RECORD EXTRACTS Block Start

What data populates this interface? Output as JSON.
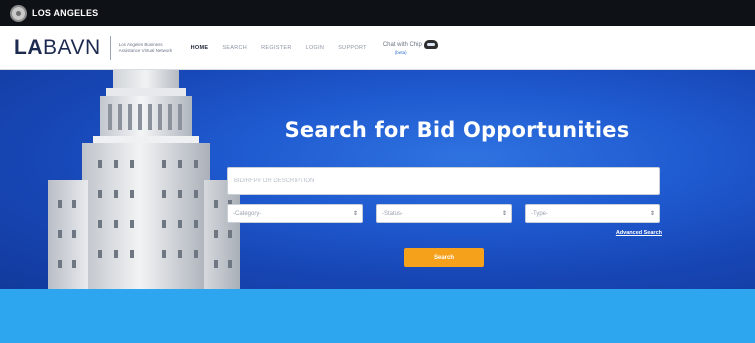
{
  "topbar": {
    "label": "LOS ANGELES",
    "seal_icon": "city-seal-icon"
  },
  "header": {
    "logo_la": "LA",
    "logo_bavn": "BAVN",
    "logo_subtitle": "Los Angeles Business Assistance Virtual Network",
    "nav": [
      {
        "label": "HOME",
        "active": true
      },
      {
        "label": "SEARCH",
        "active": false
      },
      {
        "label": "REGISTER",
        "active": false
      },
      {
        "label": "LOGIN",
        "active": false
      },
      {
        "label": "SUPPORT",
        "active": false
      }
    ],
    "chat_label": "Chat with Chip",
    "chat_beta": "(beta)",
    "chat_icon": "chat-bot-icon"
  },
  "hero": {
    "title": "Search for Bid Opportunities",
    "search_placeholder": "BID/RFP# or DESCRIPTION",
    "category_selected": "-Category-",
    "status_selected": "-Status-",
    "type_selected": "-Type-",
    "advanced_search": "Advanced Search",
    "search_button": "Search"
  },
  "colors": {
    "topbar": "#0e1116",
    "hero_blue": "#1f5ad0",
    "search_button": "#f6a11c",
    "band": "#2ea6ef",
    "logo_text": "#1d2a4f"
  }
}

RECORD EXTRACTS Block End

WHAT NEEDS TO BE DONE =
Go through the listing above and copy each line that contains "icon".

RESULT OF THIS EXERCISE =
    "seal_icon": "city-seal-icon"
    "chat_icon": "chat-bot-icon"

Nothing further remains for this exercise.